Web page and app entries
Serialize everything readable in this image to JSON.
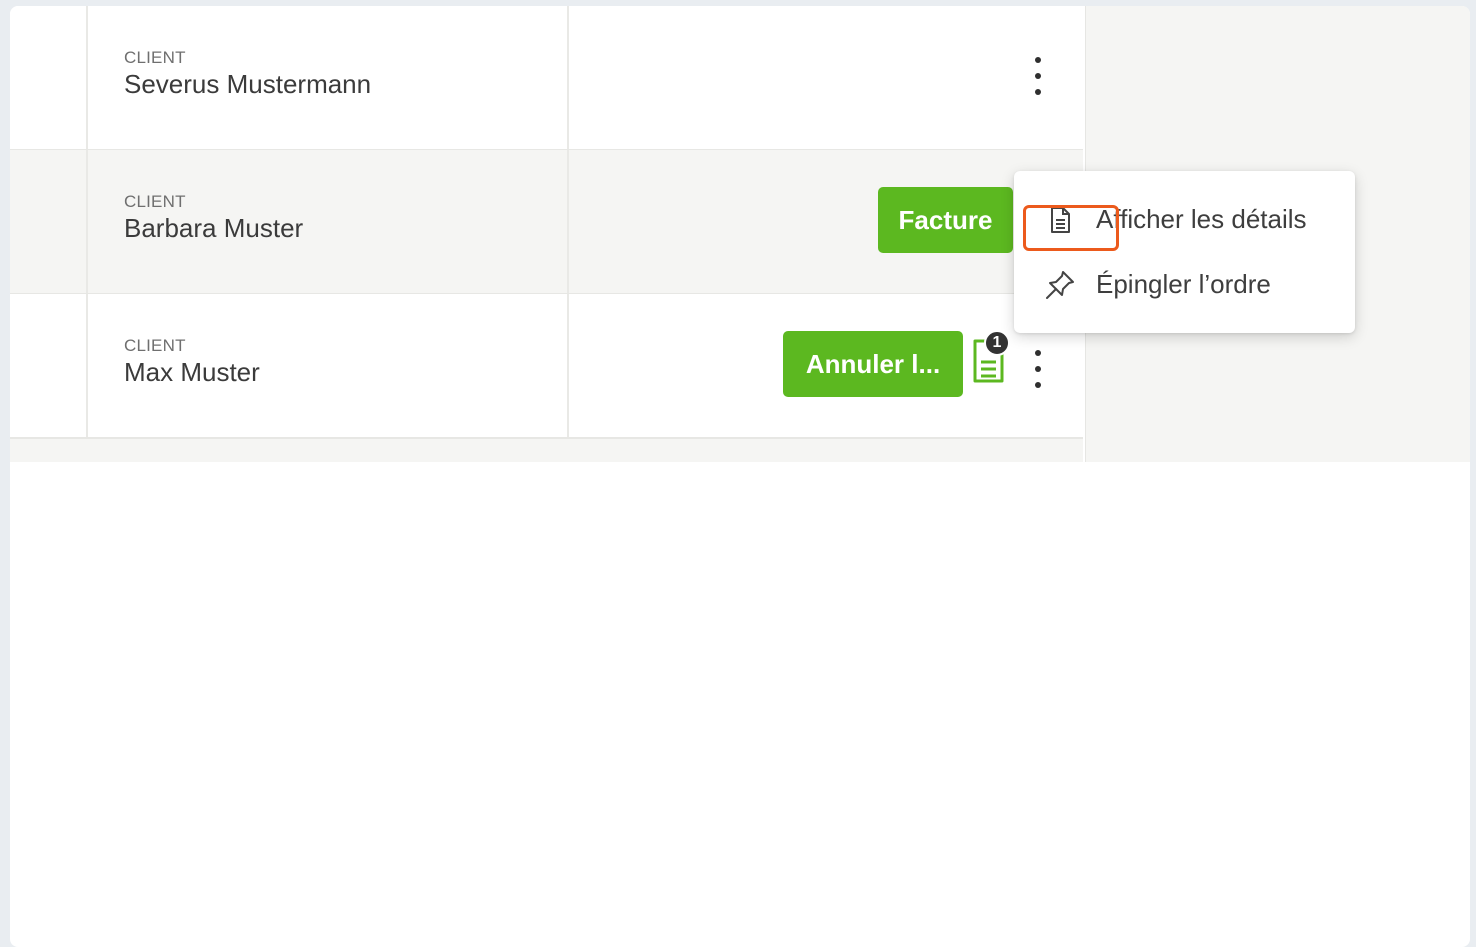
{
  "rows": [
    {
      "label": "CLIENT",
      "name": "Severus Mustermann"
    },
    {
      "label": "CLIENT",
      "name": "Barbara Muster",
      "action_label": "Facture"
    },
    {
      "label": "CLIENT",
      "name": "Max Muster",
      "action_label": "Annuler l...",
      "doc_badge_count": "1"
    }
  ],
  "context_menu": {
    "items": [
      {
        "label": "Afficher les détails",
        "icon": "document-icon"
      },
      {
        "label": "Épingler l’ordre",
        "icon": "pin-icon"
      }
    ]
  },
  "colors": {
    "accent_green": "#5cb820",
    "highlight_orange": "#ec5a1c",
    "badge_dark": "#333333"
  }
}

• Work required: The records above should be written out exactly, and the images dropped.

• Written answer:
Serialize everything readable in this image to JSON.
{
  "rows": [
    {
      "label": "CLIENT",
      "name": "Severus Mustermann"
    },
    {
      "label": "CLIENT",
      "name": "Barbara Muster",
      "action_label": "Facture"
    },
    {
      "label": "CLIENT",
      "name": "Max Muster",
      "action_label": "Annuler l...",
      "doc_badge_count": "1"
    }
  ],
  "context_menu": {
    "items": [
      {
        "label": "Afficher les détails",
        "icon": "document-icon"
      },
      {
        "label": "Épingler l’ordre",
        "icon": "pin-icon"
      }
    ]
  },
  "colors": {
    "accent_green": "#5cb820",
    "highlight_orange": "#ec5a1c",
    "badge_dark": "#333333"
  }
}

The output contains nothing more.